Nevertheless, mezzo soprano Stephanie Lauricella, 27, loves her role as Hansel, which she performed one time as an understudy with Sarasota Opera in Florida.
“It was kind of a tease, that one performance. It’s just been a great experience going through the rehearsal process this time, not as a cover but to develop my own character. He’s a fun little kid. Even though his circumstances aren’t very good, he still seems to have fun, whether in the house or when they’re dancing together or in the woods when he keeps Gretel from being more scared.”
Born and raised in Suffolk County, N.Y., Lauricella has been singing as long as she can remember. She loves musical theater and opera equally and, this summer, will perform in “The Music Man” at Glimmerglass Opera in Cooperstown, N.Y.
Vinnik’s voice has heft, but she’s already discovered that Italian, not German repertoire is her home.
“My voice is Italianate. I speak the language,” says the first-year resident artist at Pittsburgh Opera. “The temperament comes, I think, from the energy of the people. The music is always so romantic. … What I really love is the emotion and phrasing so much more than the words on the page — the total picture.”
Soprano Alexandra Loutsion, a second-year resident artist at the opera, will sing two adult roles in “Hansel & Gretel” — the mother and the witch.
“I put both on the heavier side of my rep,” she says. “The mother’s sound is very Wagnerian, but there’s only 10 minutes of it. It’s nice to have the opportunity to explore it in such a controlled setting. The witch is a lot of fun. I take more liberties, considering this is a fantastic character, and play with colors I wouldn’t normally use in a human character.”
Singing with Pittsburgh Opera makes a complete circle for Loutsion early in her career. A Canonsburg native, she sang with the Children’s Festival Chorus from 8 to 13 and with the Junior Mendelssohn Choir from 14 to 18.
“The voice is a physical being. As such, it is developing and in transition until the mid-30s, depending on the voice type. Bigger voices take a little longer to develop.
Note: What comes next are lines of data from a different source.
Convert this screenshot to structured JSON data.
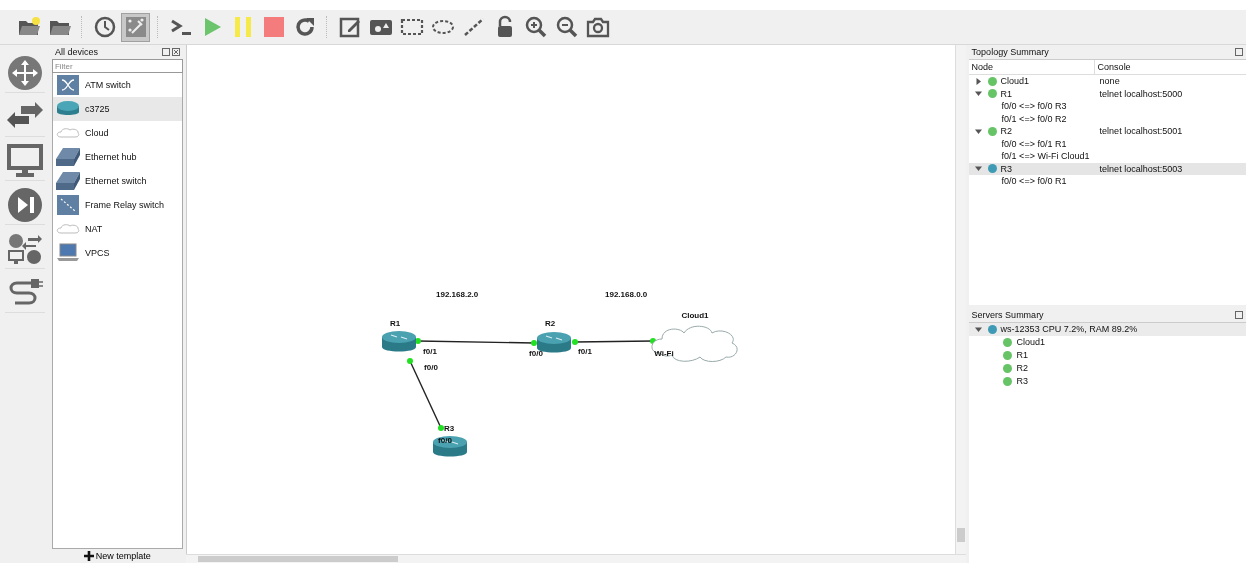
{
  "toolbar": [
    {
      "kind": "new-project",
      "selected": false
    },
    {
      "kind": "open-project",
      "selected": false
    },
    {
      "kind": "snapshot",
      "selected": false
    },
    {
      "kind": "show-interfaces",
      "selected": true
    },
    {
      "kind": "console",
      "selected": false
    },
    {
      "kind": "start",
      "selected": false
    },
    {
      "kind": "suspend",
      "selected": false
    },
    {
      "kind": "stop",
      "selected": false
    },
    {
      "kind": "reload",
      "selected": false
    },
    {
      "kind": "note",
      "selected": false
    },
    {
      "kind": "image",
      "selected": false
    },
    {
      "kind": "rectangle",
      "selected": false
    },
    {
      "kind": "ellipse",
      "selected": false
    },
    {
      "kind": "line",
      "selected": false
    },
    {
      "kind": "lock",
      "selected": false
    },
    {
      "kind": "zoom-in",
      "selected": false
    },
    {
      "kind": "zoom-out",
      "selected": false
    },
    {
      "kind": "screenshot",
      "selected": false
    }
  ],
  "devices": {
    "title": "All devices",
    "filter": {
      "placeholder": "Filter"
    },
    "items": [
      {
        "label": "ATM switch",
        "kind": "atm",
        "selected": false
      },
      {
        "label": "c3725",
        "kind": "router",
        "selected": true
      },
      {
        "label": "Cloud",
        "kind": "cloud",
        "selected": false
      },
      {
        "label": "Ethernet hub",
        "kind": "hub",
        "selected": false
      },
      {
        "label": "Ethernet switch",
        "kind": "switch",
        "selected": false
      },
      {
        "label": "Frame Relay switch",
        "kind": "frame-relay",
        "selected": false
      },
      {
        "label": "NAT",
        "kind": "cloud",
        "selected": false
      },
      {
        "label": "VPCS",
        "kind": "vpcs",
        "selected": false
      }
    ],
    "footer": "New template"
  },
  "canvas": {
    "notes": [
      "192.168.2.0",
      "192.168.0.0"
    ],
    "nodes": [
      {
        "name": "R1",
        "kind": "router"
      },
      {
        "name": "R2",
        "kind": "router"
      },
      {
        "name": "R3",
        "kind": "router"
      },
      {
        "name": "Cloud1",
        "kind": "cloud"
      }
    ],
    "links": [
      {
        "a_port": "f0/1",
        "b_port": "f0/0"
      },
      {
        "a_port": "f0/1",
        "b_port": "Wi-Fi"
      },
      {
        "a_port": "f0/0",
        "b_port": "f0/0"
      }
    ]
  },
  "topology": {
    "title": "Topology Summary",
    "columns": [
      "Node",
      "Console"
    ],
    "nodes": [
      {
        "name": "Cloud1",
        "console": "none",
        "expanded": false,
        "selected": false,
        "color": "#66c466"
      },
      {
        "name": "R1",
        "console": "telnet localhost:5000",
        "expanded": true,
        "selected": false,
        "color": "#66c466",
        "links": [
          "f0/0 <=> f0/0 R3",
          "f0/1 <=> f0/0 R2"
        ]
      },
      {
        "name": "R2",
        "console": "telnet localhost:5001",
        "expanded": true,
        "selected": false,
        "color": "#66c466",
        "links": [
          "f0/0 <=> f0/1 R1",
          "f0/1 <=> Wi-Fi Cloud1"
        ]
      },
      {
        "name": "R3",
        "console": "telnet localhost:5003",
        "expanded": true,
        "selected": true,
        "color": "#3f9bb5",
        "links": [
          "f0/0 <=> f0/0 R1"
        ]
      }
    ]
  },
  "servers": {
    "title": "Servers Summary",
    "server": {
      "label": "ws-12353 CPU 7.2%, RAM 89.2%",
      "expanded": true,
      "color": "#3f9bb5",
      "children": [
        {
          "name": "Cloud1",
          "color": "#66c466"
        },
        {
          "name": "R1",
          "color": "#66c466"
        },
        {
          "name": "R2",
          "color": "#66c466"
        },
        {
          "name": "R3",
          "color": "#66c466"
        }
      ]
    }
  }
}
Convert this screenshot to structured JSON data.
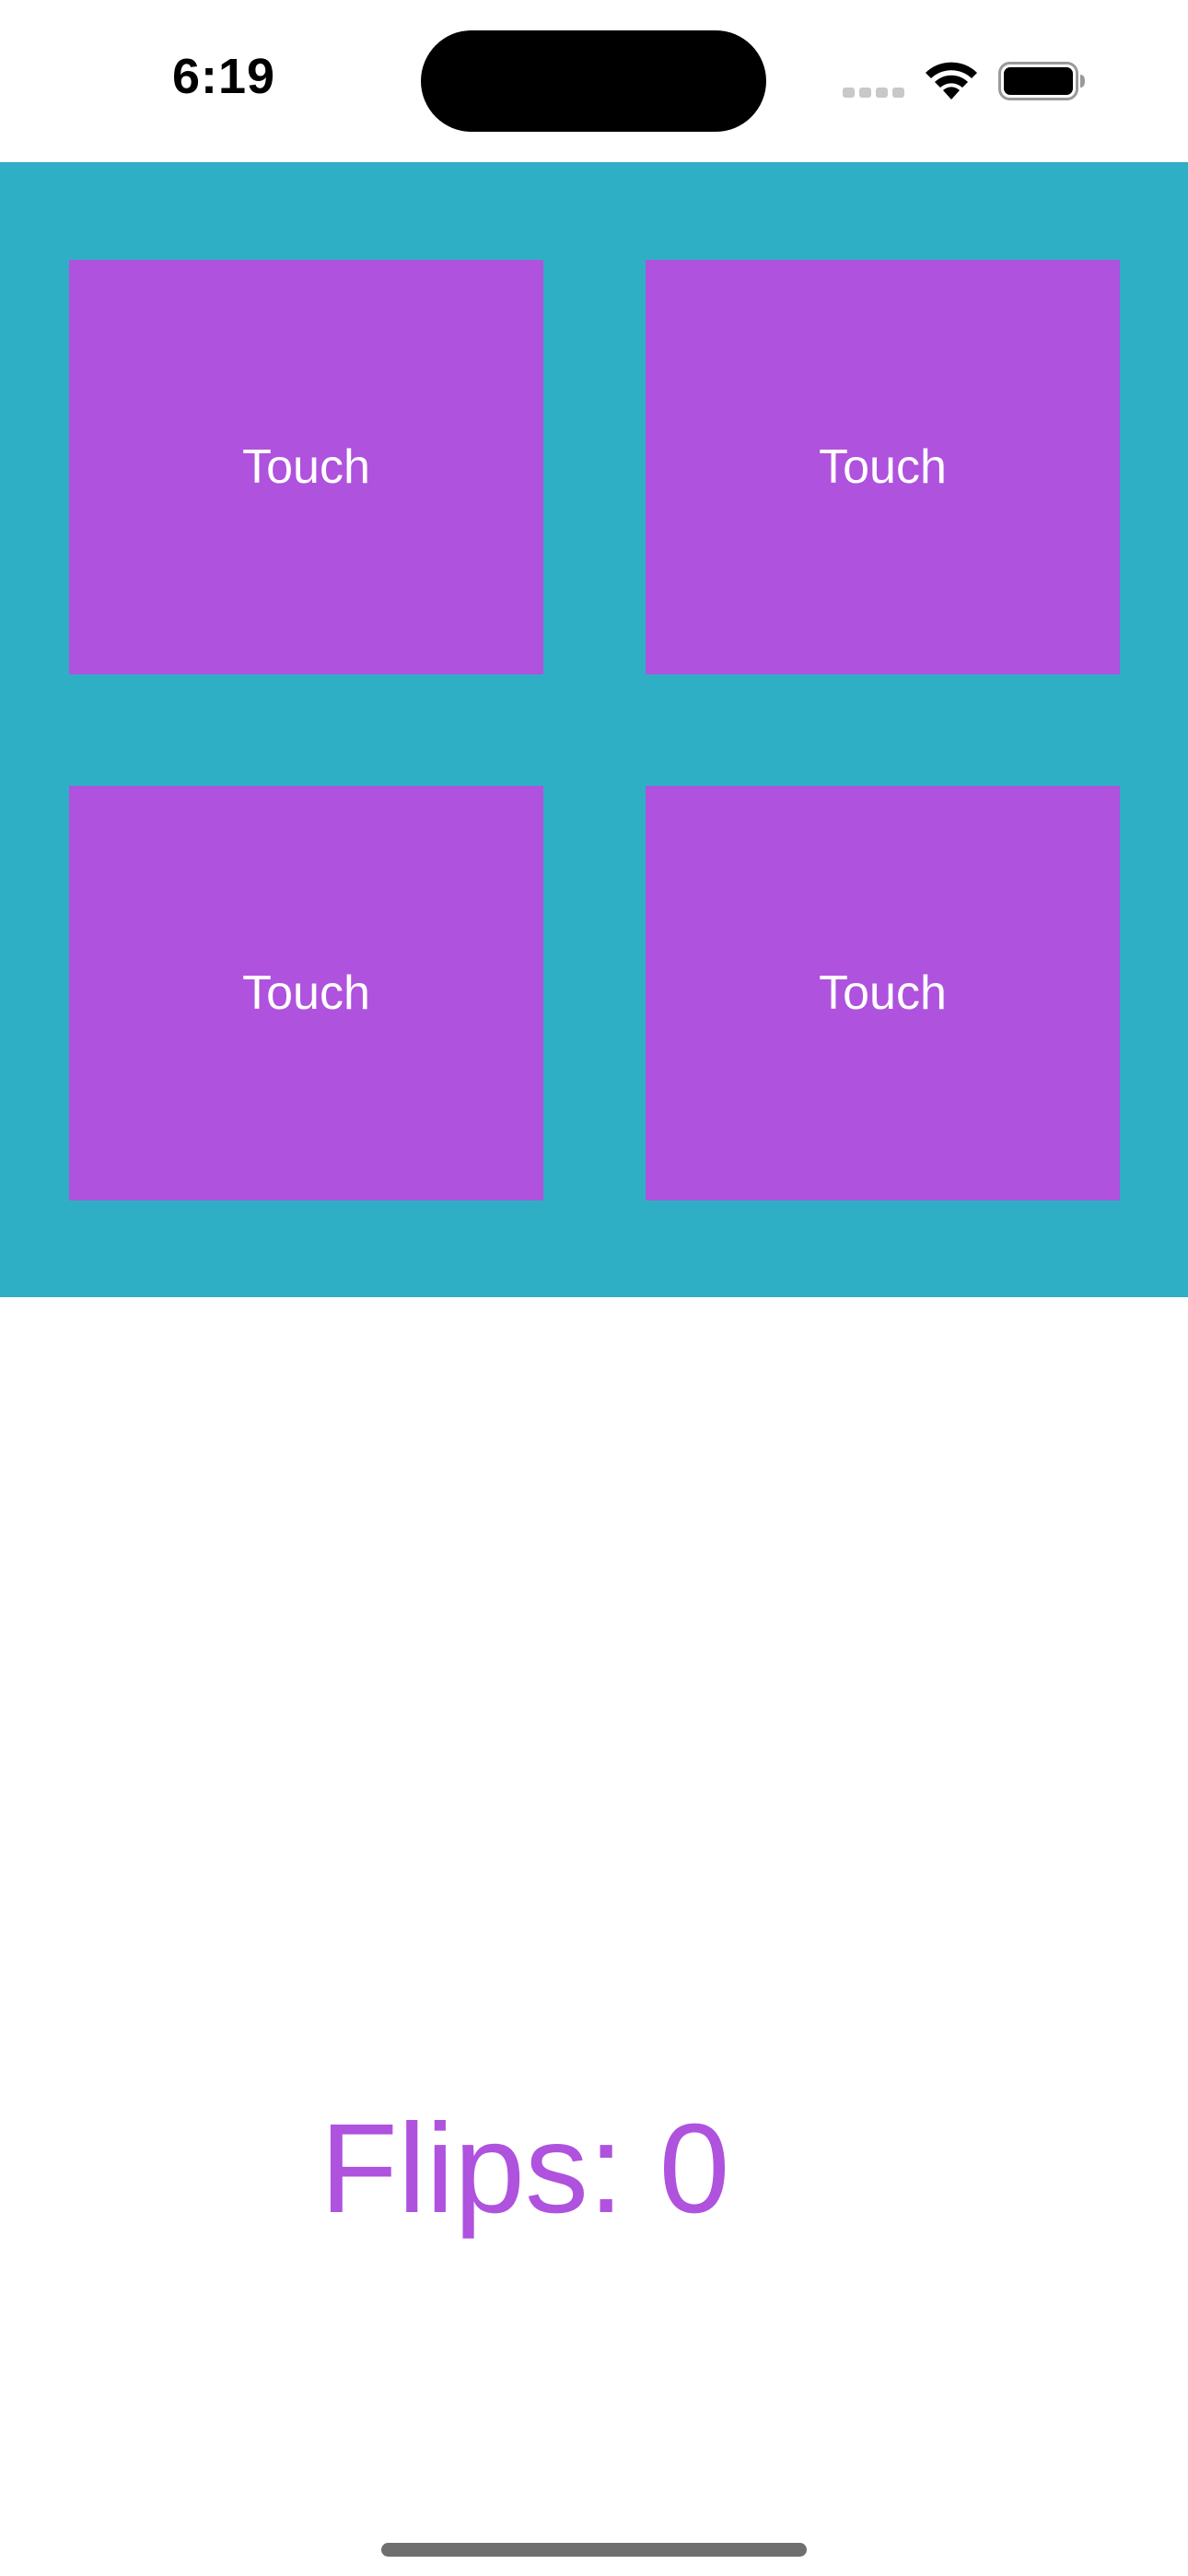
{
  "status_bar": {
    "time": "6:19",
    "signal_icon": "cellular-signal-icon",
    "wifi_icon": "wifi-icon",
    "battery_icon": "battery-icon"
  },
  "cards": [
    {
      "label": "Touch"
    },
    {
      "label": "Touch"
    },
    {
      "label": "Touch"
    },
    {
      "label": "Touch"
    }
  ],
  "flips": {
    "text": "Flips: 0"
  },
  "colors": {
    "card": "#AF52DE",
    "background": "#2FAFC5",
    "flips_text": "#AF52DE"
  }
}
My voice has been on the larger side,” she says. “At this age, 28, I have a ways to go yet.”
‘Hansel & Gretel’
Presented by: Pittsburgh Opera
When: 6:30 p.m. Thursday, 8 p.m. Saturday, 7 p.m. Jan. 31, 8 p.m. Feb. 3, 2 p.m. Feb. 5
Admission: $50, $40 for today’s preview
Where: Pittsburgh Creative and Performing Arts School, Downtown
Details: 412-456-6666 or website
‘The Child and the Enchantments’
Presented by: Carnegie Mellon Opera
When: 8 p.m. today-Saturday, 2 p.m. Sunday
Admission: $15, $12 for seniors, $10 for CMU students with ID
Where: Philip Chosky Theater, Carnegie Mellon, Oakland
Details: 412-268-2383 or website